Coryell Museum has recently received a very unique donation and Billy Byrom had it set up for the October board meeting. It is a wicker casket and behind the casket is a 6 foot tall velvet curtain that also can be folded for travel. Small folding chairs were included with the donation.
This is certainly an interesting exhibit and is on display upstairs in the Victorian Living Room. In the 1800’s families historically displayed their deceased in their own home.
Randomhistory.com had this information about the early American uses of wicker and its production.
While the first items of wicker furniture came to America with travelers on the Mayflower, it would not experience widespread popularity in the new world until the mid-nineteenth century. Rattan, the most common material for wicker furniture, was frequently used in this time period to hold cargo in place on trading ships that had ventured to Asia.
Wicker furniture, made from rattan, has been used for many centuries. Rattan is a general name for types of a climbing palm plant found in the tropics. The vines have hooks on the leaves and climb to the tops of the trees. The vine stems are hundreds of feet long and are then dried and used to make wicker furniture or caskets.
In the early 1850s, Cyrus Wakefield, now considered the father of American wicker furniture, discovered large quantities of rattan on the shipping docks of Boston and became fascinated by the material (Wicker Furniture: A Guide to Restoring and Collecting by Richard Saunders 1990). Recognizing rattan's potential for a variety of purposes, Wakefield began his own rattan importing company in Boston and commenced bringing entire ships full of it into America. The material became quite popular with basket and furniture makers, and Wakefield himself began constructing his own line of wicker furniture from rattan. His popular furniture designs soon caught on and his company became the industry leader in wicker furniture.
The Columbia Encyclopedia, 6th ed. | 2013 | COPYRIGHT 2012 The Columbia Electronic Encyclopedia Copyright © 2012, Columbia University Press. Licensed from Columbia University Press. (According to Jackie aka Dark Angel on the internet, wicker caskets were used as temporary caskets for the thousands of soldiers that died every day during the Civil War. The wicker was a cheap material to use in large quantities as compared to the cost of wood, and wicker was lighter to transport.

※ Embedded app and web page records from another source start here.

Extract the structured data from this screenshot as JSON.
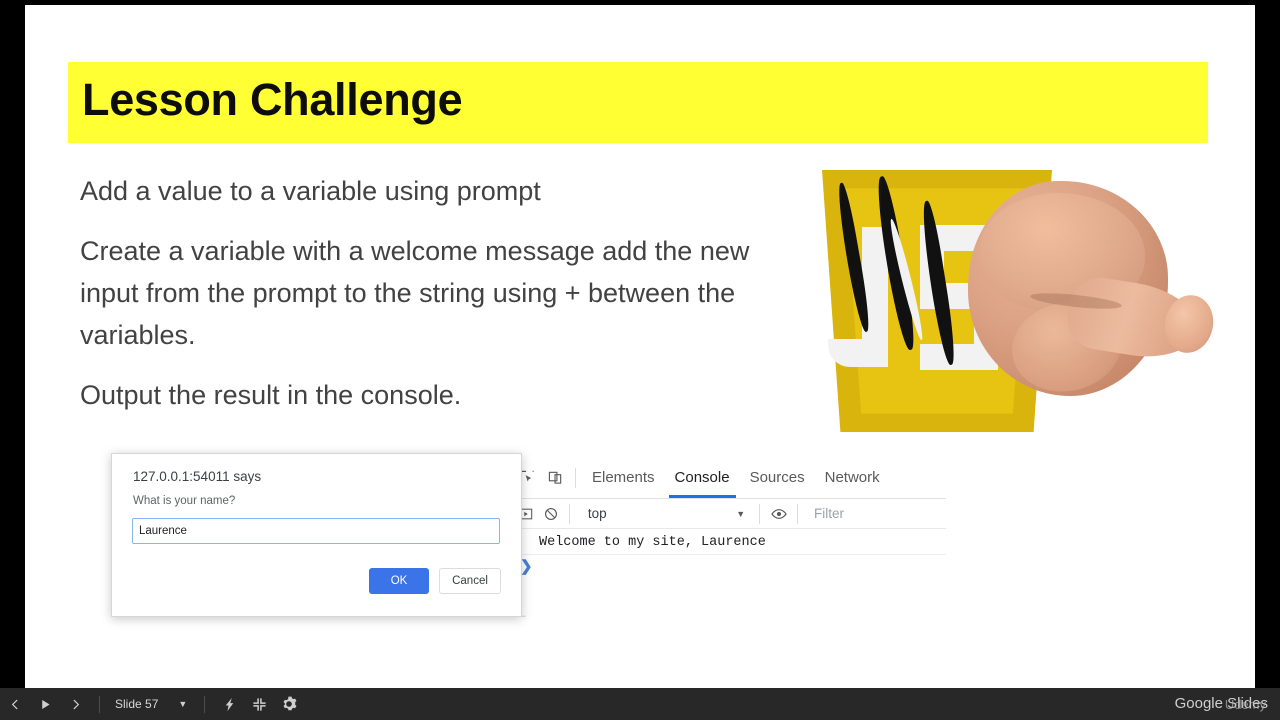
{
  "slide": {
    "title": "Lesson Challenge",
    "paragraphs": [
      "Add a value to a variable using prompt",
      "Create a variable with a welcome message add the new input from the prompt to the string using + between the variables.",
      "Output the result in the console."
    ],
    "banner_color": "#ffff33",
    "logo_alt": "javascript-logo-with-claw-and-pointing-hand",
    "logo_color": "#d9b40d"
  },
  "prompt_dialog": {
    "origin": "127.0.0.1:54011 says",
    "question": "What is your name?",
    "input_value": "Laurence",
    "input_placeholder": "",
    "ok_label": "OK",
    "cancel_label": "Cancel",
    "ok_color": "#3b73e8"
  },
  "devtools": {
    "tabs": [
      {
        "label": "Elements",
        "active": false
      },
      {
        "label": "Console",
        "active": true
      },
      {
        "label": "Sources",
        "active": false
      },
      {
        "label": "Network",
        "active": false
      }
    ],
    "context_selector": "top",
    "filter_placeholder": "Filter",
    "console_output": "Welcome to my site, Laurence",
    "prompt_chevron": "❯",
    "active_tab_color": "#1a73e8"
  },
  "bottom_bar": {
    "slide_label": "Slide 57",
    "caret": "▼",
    "brand": "Google Slides",
    "watermark": "Udemy"
  }
}
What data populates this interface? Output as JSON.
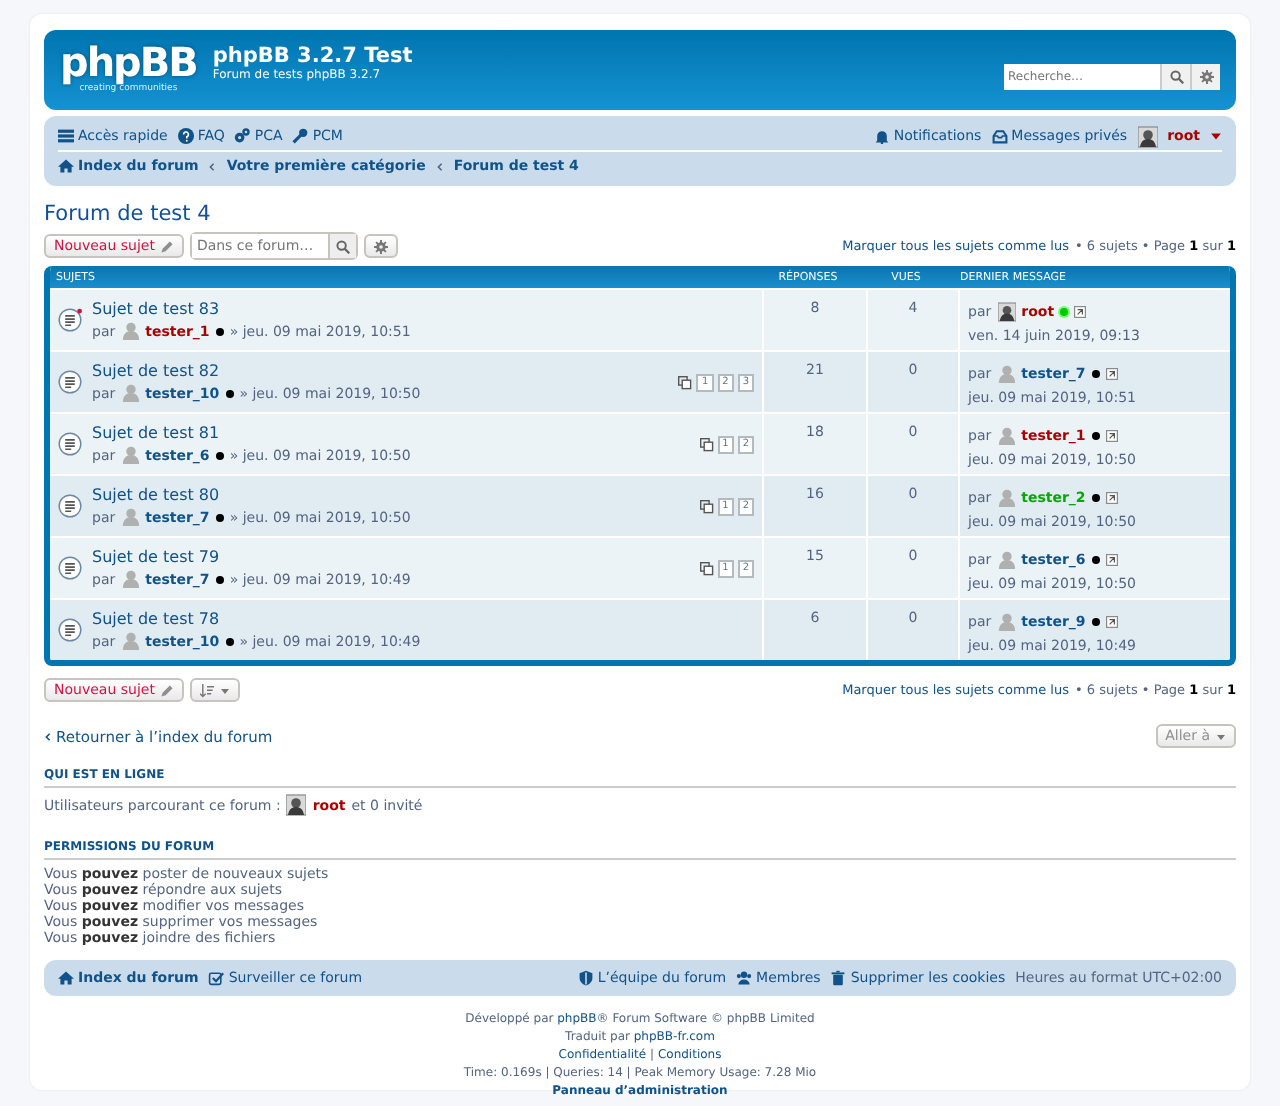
{
  "header": {
    "logo": {
      "name": "phpBB",
      "tagline": "creating communities"
    },
    "site_title": "phpBB 3.2.7 Test",
    "site_description": "Forum de tests phpBB 3.2.7",
    "search": {
      "placeholder": "Recherche…"
    }
  },
  "navbar": {
    "links": [
      {
        "label": "Accès rapide"
      },
      {
        "label": "FAQ"
      },
      {
        "label": "PCA"
      },
      {
        "label": "PCM"
      }
    ],
    "user_links": [
      {
        "label": "Notifications"
      },
      {
        "label": "Messages privés"
      }
    ],
    "user": {
      "name": "root",
      "color": "#aa0000"
    },
    "breadcrumbs": [
      {
        "label": "Index du forum"
      },
      {
        "label": "Votre première catégorie"
      },
      {
        "label": "Forum de test 4"
      }
    ]
  },
  "forum_title": "Forum de test 4",
  "actions": {
    "new_topic": "Nouveau sujet",
    "search_placeholder": "Dans ce forum…"
  },
  "pagination_top": {
    "mark_read": "Marquer tous les sujets comme lus",
    "summary": "• 6 sujets • Page **1** sur **1**"
  },
  "table": {
    "columns": [
      "SUJETS",
      "RÉPONSES",
      "VUES",
      "DERNIER MESSAGE"
    ],
    "rows": [
      {
        "title": "Sujet de test 83",
        "unread": true,
        "by": "par",
        "author": {
          "name": "tester_1",
          "color": "#aa0000",
          "online": false
        },
        "date": "» jeu. 09 mai 2019, 10:51",
        "pages": [],
        "replies": "8",
        "views": "4",
        "last": {
          "by": "par",
          "has_avatar": true,
          "name": "root",
          "color": "#aa0000",
          "online": true,
          "date": "ven. 14 juin 2019, 09:13"
        }
      },
      {
        "title": "Sujet de test 82",
        "unread": false,
        "by": "par",
        "author": {
          "name": "tester_10",
          "color": "#105289",
          "online": false
        },
        "date": "» jeu. 09 mai 2019, 10:50",
        "pages": [
          "1",
          "2",
          "3"
        ],
        "replies": "21",
        "views": "0",
        "last": {
          "by": "par",
          "has_avatar": false,
          "name": "tester_7",
          "color": "#105289",
          "online": false,
          "date": "jeu. 09 mai 2019, 10:51"
        }
      },
      {
        "title": "Sujet de test 81",
        "unread": false,
        "by": "par",
        "author": {
          "name": "tester_6",
          "color": "#105289",
          "online": false
        },
        "date": "» jeu. 09 mai 2019, 10:50",
        "pages": [
          "1",
          "2"
        ],
        "replies": "18",
        "views": "0",
        "last": {
          "by": "par",
          "has_avatar": false,
          "name": "tester_1",
          "color": "#aa0000",
          "online": false,
          "date": "jeu. 09 mai 2019, 10:50"
        }
      },
      {
        "title": "Sujet de test 80",
        "unread": false,
        "by": "par",
        "author": {
          "name": "tester_7",
          "color": "#105289",
          "online": false
        },
        "date": "» jeu. 09 mai 2019, 10:50",
        "pages": [
          "1",
          "2"
        ],
        "replies": "16",
        "views": "0",
        "last": {
          "by": "par",
          "has_avatar": false,
          "name": "tester_2",
          "color": "#00aa00",
          "online": false,
          "date": "jeu. 09 mai 2019, 10:50"
        }
      },
      {
        "title": "Sujet de test 79",
        "unread": false,
        "by": "par",
        "author": {
          "name": "tester_7",
          "color": "#105289",
          "online": false
        },
        "date": "» jeu. 09 mai 2019, 10:49",
        "pages": [
          "1",
          "2"
        ],
        "replies": "15",
        "views": "0",
        "last": {
          "by": "par",
          "has_avatar": false,
          "name": "tester_6",
          "color": "#105289",
          "online": false,
          "date": "jeu. 09 mai 2019, 10:50"
        }
      },
      {
        "title": "Sujet de test 78",
        "unread": false,
        "by": "par",
        "author": {
          "name": "tester_10",
          "color": "#105289",
          "online": false
        },
        "date": "» jeu. 09 mai 2019, 10:49",
        "pages": [],
        "replies": "6",
        "views": "0",
        "last": {
          "by": "par",
          "has_avatar": false,
          "name": "tester_9",
          "color": "#105289",
          "online": false,
          "date": "jeu. 09 mai 2019, 10:49"
        }
      }
    ]
  },
  "actions_bottom": {
    "new_topic": "Nouveau sujet"
  },
  "pagination_bottom": {
    "mark_read": "Marquer tous les sujets comme lus",
    "summary": "• 6 sujets • Page **1** sur **1**"
  },
  "jump": {
    "back": "Retourner à l’index du forum",
    "jump_to": "Aller à"
  },
  "online": {
    "title": "QUI EST EN LIGNE",
    "label": "Utilisateurs parcourant ce forum :",
    "user": {
      "name": "root",
      "color": "#aa0000"
    },
    "rest": "et 0 invité"
  },
  "permissions": {
    "title": "PERMISSIONS DU FORUM",
    "lines": [
      "Vous **pouvez** poster de nouveaux sujets",
      "Vous **pouvez** répondre aux sujets",
      "Vous **pouvez** modifier vos messages",
      "Vous **pouvez** supprimer vos messages",
      "Vous **pouvez** joindre des fichiers"
    ]
  },
  "footer_nav": {
    "left": [
      {
        "label": "Index du forum"
      },
      {
        "label": "Surveiller ce forum"
      }
    ],
    "right": [
      {
        "label": "L’équipe du forum"
      },
      {
        "label": "Membres"
      },
      {
        "label": "Supprimer les cookies"
      }
    ],
    "timezone": "Heures au format UTC+02:00"
  },
  "credits": {
    "powered": [
      {
        "kind": "text",
        "text": "Développé par "
      },
      {
        "kind": "link",
        "text": "phpBB"
      },
      {
        "kind": "text",
        "text": "® Forum Software © phpBB Limited"
      }
    ],
    "translated": [
      {
        "kind": "text",
        "text": "Traduit par "
      },
      {
        "kind": "link",
        "text": "phpBB-fr.com"
      }
    ],
    "legal": [
      {
        "kind": "link",
        "text": "Confidentialité"
      },
      {
        "kind": "text",
        "text": " | "
      },
      {
        "kind": "link",
        "text": "Conditions"
      }
    ],
    "stats": "Time: 0.169s | Queries: 14 | Peak Memory Usage: 7.28 Mio",
    "admin": "Panneau d’administration"
  }
}
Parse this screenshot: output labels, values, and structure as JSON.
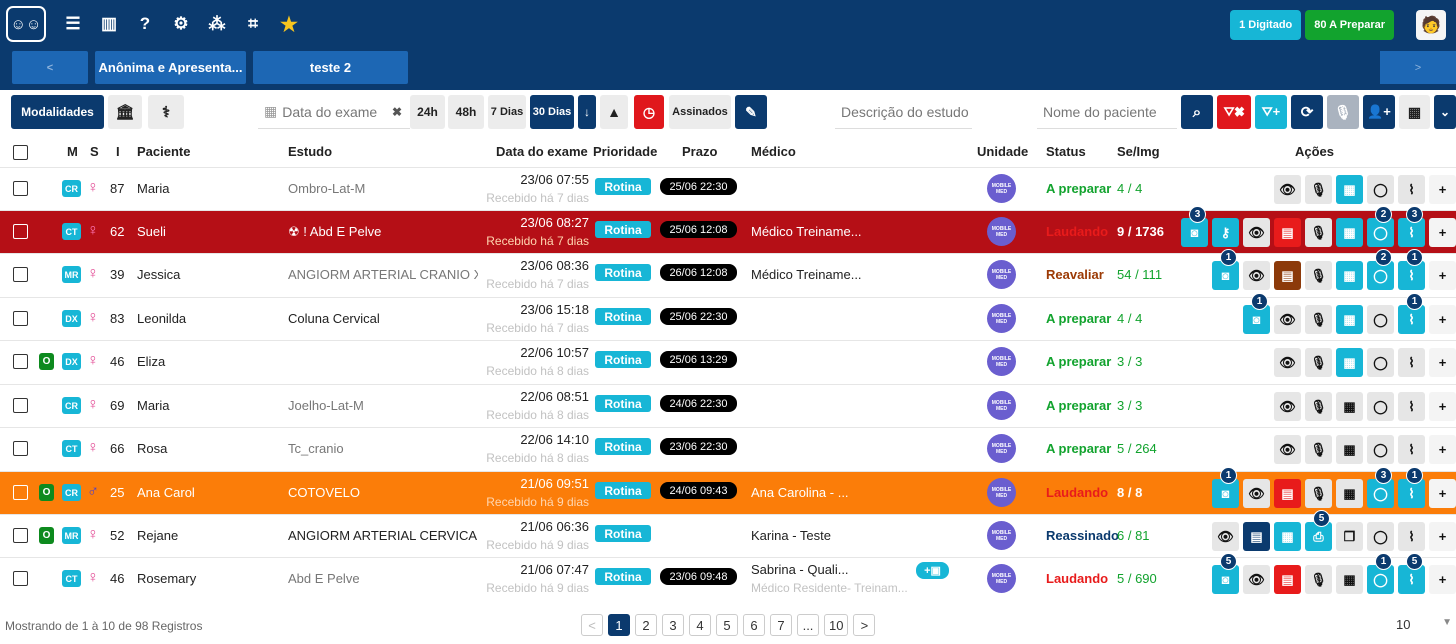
{
  "header": {
    "icons": [
      "logo-icon",
      "list-icon",
      "chart-icon",
      "help-icon",
      "gears-icon",
      "sitemap-icon",
      "scan-icon",
      "star-icon"
    ],
    "counters": {
      "digitado": "1 Digitado",
      "a_preparar": "80 A Preparar"
    },
    "tabs": {
      "prev": "<",
      "tab1": "Anônima e Apresenta...",
      "tab2": "teste 2",
      "next": ">"
    }
  },
  "toolbar": {
    "modalidades": "Modalidades",
    "date_placeholder": "Data do exame",
    "clear": "✖",
    "range_24h": "24h",
    "range_48h": "48h",
    "range_7d": "7 Dias",
    "range_30d": "30 Dias",
    "assinados": "Assinados",
    "desc_placeholder": "Descrição do estudo",
    "name_placeholder": "Nome do paciente"
  },
  "table": {
    "headers": {
      "m": "M",
      "s": "S",
      "i": "I",
      "paciente": "Paciente",
      "estudo": "Estudo",
      "data": "Data do exame",
      "prioridade": "Prioridade",
      "prazo": "Prazo",
      "medico": "Médico",
      "unidade": "Unidade",
      "status": "Status",
      "seimg": "Se/Img",
      "acoes": "Ações"
    },
    "unit_label": "MOBILE MED",
    "rows": [
      {
        "o": "",
        "mod": "CR",
        "sex": "f",
        "age": "87",
        "name": "Maria",
        "study": "Ombro-Lat-M",
        "date": "23/06 07:55",
        "received": "Recebido há 7 dias",
        "prio": "Rotina",
        "prazo": "25/06 22:30",
        "doctor": "",
        "doctor2": "",
        "status": "A preparar",
        "seimg": "4 / 4"
      },
      {
        "o": "",
        "mod": "CT",
        "sex": "f",
        "age": "62",
        "name": "Sueli",
        "study": "☢ ! Abd E Pelve",
        "date": "23/06 08:27",
        "received": "Recebido há 7 dias",
        "prio": "Rotina",
        "prazo": "25/06 12:08",
        "doctor": "Médico Treiname...",
        "doctor2": "",
        "status": "Laudando",
        "seimg": "9 / 1736"
      },
      {
        "o": "",
        "mod": "MR",
        "sex": "f",
        "age": "39",
        "name": "Jessica",
        "study": "ANGIORM ARTERIAL CRANIO X...",
        "date": "23/06 08:36",
        "received": "Recebido há 7 dias",
        "prio": "Rotina",
        "prazo": "26/06 12:08",
        "doctor": "Médico Treiname...",
        "doctor2": "",
        "status": "Reavaliar",
        "seimg": "54 / 111"
      },
      {
        "o": "",
        "mod": "DX",
        "sex": "f",
        "age": "83",
        "name": "Leonilda",
        "study": "Coluna Cervical",
        "date": "23/06 15:18",
        "received": "Recebido há 7 dias",
        "prio": "Rotina",
        "prazo": "25/06 22:30",
        "doctor": "",
        "doctor2": "",
        "status": "A preparar",
        "seimg": "4 / 4"
      },
      {
        "o": "O",
        "mod": "DX",
        "sex": "f",
        "age": "46",
        "name": "Eliza",
        "study": "",
        "date": "22/06 10:57",
        "received": "Recebido há 8 dias",
        "prio": "Rotina",
        "prazo": "25/06 13:29",
        "doctor": "",
        "doctor2": "",
        "status": "A preparar",
        "seimg": "3 / 3"
      },
      {
        "o": "",
        "mod": "CR",
        "sex": "f",
        "age": "69",
        "name": "Maria",
        "study": "Joelho-Lat-M",
        "date": "22/06 08:51",
        "received": "Recebido há 8 dias",
        "prio": "Rotina",
        "prazo": "24/06 22:30",
        "doctor": "",
        "doctor2": "",
        "status": "A preparar",
        "seimg": "3 / 3"
      },
      {
        "o": "",
        "mod": "CT",
        "sex": "f",
        "age": "66",
        "name": "Rosa",
        "study": "Tc_cranio",
        "date": "22/06 14:10",
        "received": "Recebido há 8 dias",
        "prio": "Rotina",
        "prazo": "23/06 22:30",
        "doctor": "",
        "doctor2": "",
        "status": "A preparar",
        "seimg": "5 / 264"
      },
      {
        "o": "O",
        "mod": "CR",
        "sex": "m",
        "age": "25",
        "name": "Ana Carol",
        "study": "COTOVELO",
        "date": "21/06 09:51",
        "received": "Recebido há 9 dias",
        "prio": "Rotina",
        "prazo": "24/06 09:43",
        "doctor": "Ana Carolina - ...",
        "doctor2": "",
        "status": "Laudando",
        "seimg": "8 / 8"
      },
      {
        "o": "O",
        "mod": "MR",
        "sex": "f",
        "age": "52",
        "name": "Rejane",
        "study": "ANGIORM ARTERIAL CERVICAL...",
        "date": "21/06 06:36",
        "received": "Recebido há 9 dias",
        "prio": "Rotina",
        "prazo": "",
        "doctor": "Karina - Teste",
        "doctor2": "",
        "status": "Reassinado",
        "seimg": "6 / 81"
      },
      {
        "o": "",
        "mod": "CT",
        "sex": "f",
        "age": "46",
        "name": "Rosemary",
        "study": "Abd E Pelve",
        "date": "21/06 07:47",
        "received": "Recebido há 9 dias",
        "prio": "Rotina",
        "prazo": "23/06 09:48",
        "doctor": "Sabrina - Quali...",
        "doctor2": "Médico Residente- Treinam...",
        "status": "Laudando",
        "seimg": "5 / 690"
      }
    ]
  },
  "footer": {
    "info": "Mostrando de 1 à 10 de 98 Registros",
    "pages": [
      "<",
      "1",
      "2",
      "3",
      "4",
      "5",
      "6",
      "7",
      "...",
      "10",
      ">"
    ],
    "page_size": "10"
  },
  "colors": {
    "navy": "#0b3a6e",
    "cyan": "#17b6d6",
    "row_red": "#b50f16",
    "row_orange": "#fb7d09",
    "green": "#12a32e"
  }
}
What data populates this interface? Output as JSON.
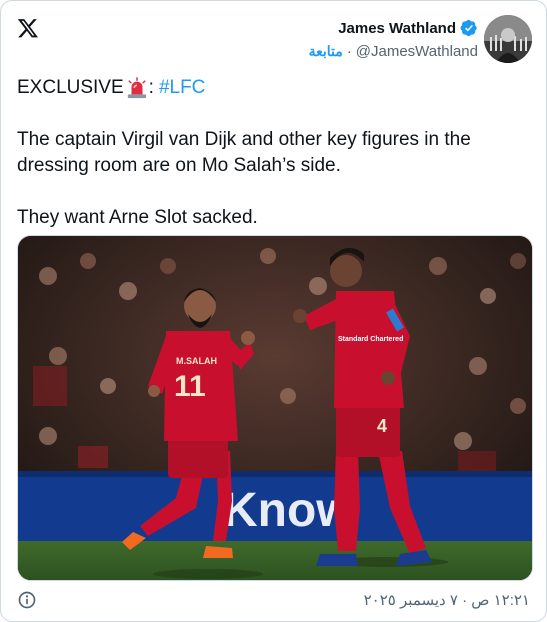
{
  "author": {
    "name": "James Wathland",
    "handle": "@JamesWathland",
    "follow_label": "متابعة",
    "separator": "·"
  },
  "tweet": {
    "line1_prefix": "EXCLUSIVE",
    "line1_colon": ":",
    "hashtag": "#LFC",
    "paragraph2": "The captain Virgil van Dijk and other key figures in the dressing room are on Mo Salah’s side.",
    "paragraph3": "They want Arne Slot sacked."
  },
  "photo": {
    "player_left_number": "11",
    "player_left_name": "M.SALAH",
    "player_right_number": "4",
    "sponsor": "Standard Chartered",
    "board_text": "Know"
  },
  "footer": {
    "timestamp": "١٢:٢١ ص · ٧ ديسمبر ٢٠٢٥"
  },
  "icons": {
    "logo": "x-logo-icon",
    "verified": "verified-badge-icon",
    "emoji": "police-light-emoji",
    "info": "info-icon"
  },
  "colors": {
    "accent": "#1d9bf0",
    "text": "#0f1419",
    "muted": "#536471",
    "kit_red": "#c8102e"
  }
}
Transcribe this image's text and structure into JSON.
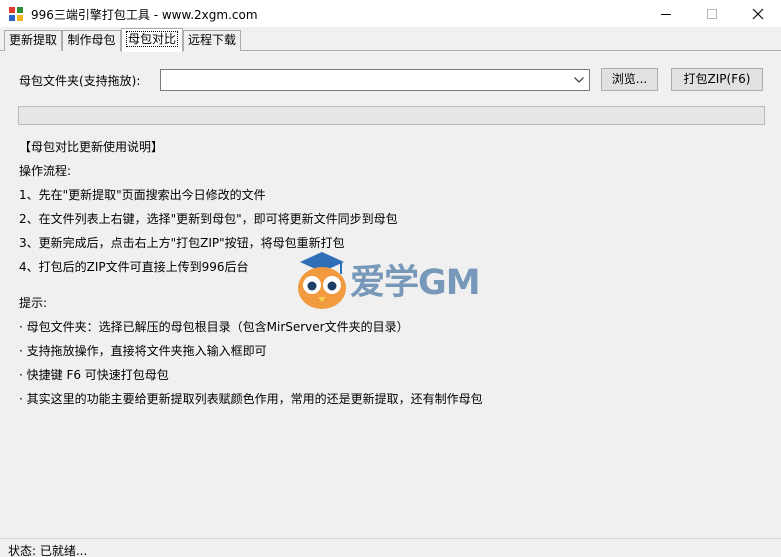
{
  "window": {
    "title": "996三端引擎打包工具 - www.2xgm.com",
    "buttons": {
      "minimize": "minimize-icon",
      "maximize": "maximize-icon",
      "close": "close-icon"
    }
  },
  "tabs": [
    {
      "label": "更新提取",
      "active": false
    },
    {
      "label": "制作母包",
      "active": false
    },
    {
      "label": "母包对比",
      "active": true
    },
    {
      "label": "远程下载",
      "active": false
    }
  ],
  "form": {
    "folder_label": "母包文件夹(支持拖放):",
    "folder_value": "",
    "browse_label": "浏览...",
    "pack_label": "打包ZIP(F6)"
  },
  "progress": {
    "value": 0
  },
  "notes": {
    "heading": "【母包对比更新使用说明】",
    "flow_title": "操作流程:",
    "steps": [
      "1、先在\"更新提取\"页面搜索出今日修改的文件",
      "2、在文件列表上右键，选择\"更新到母包\"，即可将更新文件同步到母包",
      "3、更新完成后，点击右上方\"打包ZIP\"按钮，将母包重新打包",
      "4、打包后的ZIP文件可直接上传到996后台"
    ],
    "tips_title": "提示:",
    "tips": [
      "· 母包文件夹：选择已解压的母包根目录（包含MirServer文件夹的目录）",
      "· 支持拖放操作，直接将文件夹拖入输入框即可",
      "· 快捷键 F6 可快速打包母包",
      "· 其实这里的功能主要给更新提取列表赋颜色作用，常用的还是更新提取，还有制作母包"
    ]
  },
  "watermark": {
    "text": "爱学GM"
  },
  "status": {
    "text": "状态: 已就绪..."
  },
  "colors": {
    "window_bg": "#f0f0f0",
    "accent_blue": "#1e6fcf",
    "watermark": "#6b8fb4"
  }
}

After the Civil War, and during the Victorian era, wicker caskets were used in the funerary business, mostly for viewings, and especially for funerals of children.
In the early 20th century, up until the 1930's, wicker body baskets were used routinely by police and coroners to remove bodies from crimes scenes. The wicker casket is actually reinforced with metal ribbing spaced throughout. It also has metal hasps to lock the top and bottom together. Metal handles, covered in wicker, are attached at the top and bottom for lifting and carrying. The wicker is wrapped over a wooden slat and metal ribbing frame and is very sturdy.
I wondered how wicker caskets that are hand woven could be cheaper to make than a simple pine box casket during the Civil War. Randomhistory.com again came up with the answer.
While wicker furniture proved to be quite popular in the United States for both indoor and outdoor use, the labor-intensive process of weaving the canes into furniture limited its overall production. However, in the late 1860s, a loom was invented that could automatically weave and install cane seats (Saunders 1990). The tool minimized the handwork required in creating a piece of wicker furniture and greatly reduced the overall production cost. Wakefield and his partner completely dominated the wicker furniture industry until the 1920s (Wicker: Woven Furniture from 1850-1930 byAdamson & Latham 1993).
Wicker caskets are for sale even today on line, but a large quantity must be ordered at one time. They are listed as eco-friendly. Come by the museum and see our delightful wicker casket, velvet display curtain and small wooden chairs. They are ready for viewing!
By Jann Dworsky and Property of The Gatesville Messenger 2014